Directions >>
Which lines of the records below contain the string "account"? Report each of them.

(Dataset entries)
- Opening Delimiter -

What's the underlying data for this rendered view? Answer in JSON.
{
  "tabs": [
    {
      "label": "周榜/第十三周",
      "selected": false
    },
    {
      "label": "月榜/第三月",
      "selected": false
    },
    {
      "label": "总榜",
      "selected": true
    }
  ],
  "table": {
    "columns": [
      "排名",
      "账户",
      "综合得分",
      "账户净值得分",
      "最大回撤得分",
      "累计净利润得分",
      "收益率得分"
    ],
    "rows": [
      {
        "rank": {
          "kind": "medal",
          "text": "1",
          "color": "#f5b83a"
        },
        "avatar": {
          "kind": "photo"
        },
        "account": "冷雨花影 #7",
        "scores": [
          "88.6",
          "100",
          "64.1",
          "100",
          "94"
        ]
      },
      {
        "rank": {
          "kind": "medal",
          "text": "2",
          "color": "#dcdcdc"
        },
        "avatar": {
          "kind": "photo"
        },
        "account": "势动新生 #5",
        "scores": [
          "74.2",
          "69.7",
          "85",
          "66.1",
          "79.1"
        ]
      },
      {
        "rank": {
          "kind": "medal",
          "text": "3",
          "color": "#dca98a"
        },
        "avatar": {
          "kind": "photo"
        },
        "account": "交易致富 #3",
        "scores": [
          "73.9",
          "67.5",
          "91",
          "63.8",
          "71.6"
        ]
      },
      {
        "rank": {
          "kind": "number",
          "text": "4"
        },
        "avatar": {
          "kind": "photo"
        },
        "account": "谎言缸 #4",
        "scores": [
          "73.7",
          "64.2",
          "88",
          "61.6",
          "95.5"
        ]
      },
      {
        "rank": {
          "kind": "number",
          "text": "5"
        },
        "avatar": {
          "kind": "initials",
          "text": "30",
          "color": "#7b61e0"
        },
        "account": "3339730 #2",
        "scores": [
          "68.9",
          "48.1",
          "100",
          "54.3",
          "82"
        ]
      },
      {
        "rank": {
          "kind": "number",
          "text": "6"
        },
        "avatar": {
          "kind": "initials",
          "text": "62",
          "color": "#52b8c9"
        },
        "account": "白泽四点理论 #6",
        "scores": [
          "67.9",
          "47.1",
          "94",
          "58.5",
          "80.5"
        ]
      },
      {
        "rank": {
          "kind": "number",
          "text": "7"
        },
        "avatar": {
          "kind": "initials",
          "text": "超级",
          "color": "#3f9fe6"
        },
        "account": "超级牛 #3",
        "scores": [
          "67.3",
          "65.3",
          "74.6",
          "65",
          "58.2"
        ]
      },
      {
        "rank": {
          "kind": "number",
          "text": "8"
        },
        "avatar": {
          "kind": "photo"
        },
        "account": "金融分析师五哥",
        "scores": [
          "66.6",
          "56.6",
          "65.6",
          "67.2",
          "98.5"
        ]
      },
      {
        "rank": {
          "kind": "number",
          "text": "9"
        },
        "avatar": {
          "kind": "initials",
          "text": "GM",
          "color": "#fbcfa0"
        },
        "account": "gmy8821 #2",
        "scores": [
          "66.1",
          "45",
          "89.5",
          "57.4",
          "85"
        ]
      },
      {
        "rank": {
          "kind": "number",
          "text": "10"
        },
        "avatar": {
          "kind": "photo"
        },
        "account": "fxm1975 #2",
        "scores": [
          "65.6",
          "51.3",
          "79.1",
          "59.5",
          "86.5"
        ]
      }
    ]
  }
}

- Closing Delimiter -

Solution for this exercise >>
        "account": "冷雨花影 #7",
        "account": "势动新生 #5",
        "account": "交易致富 #3",
        "account": "谎言缸 #4",
        "account": "3339730 #2",
        "account": "白泽四点理论 #6",
        "account": "超级牛 #3",
        "account": "金融分析师五哥",
        "account": "gmy8821 #2",
        "account": "fxm1975 #2",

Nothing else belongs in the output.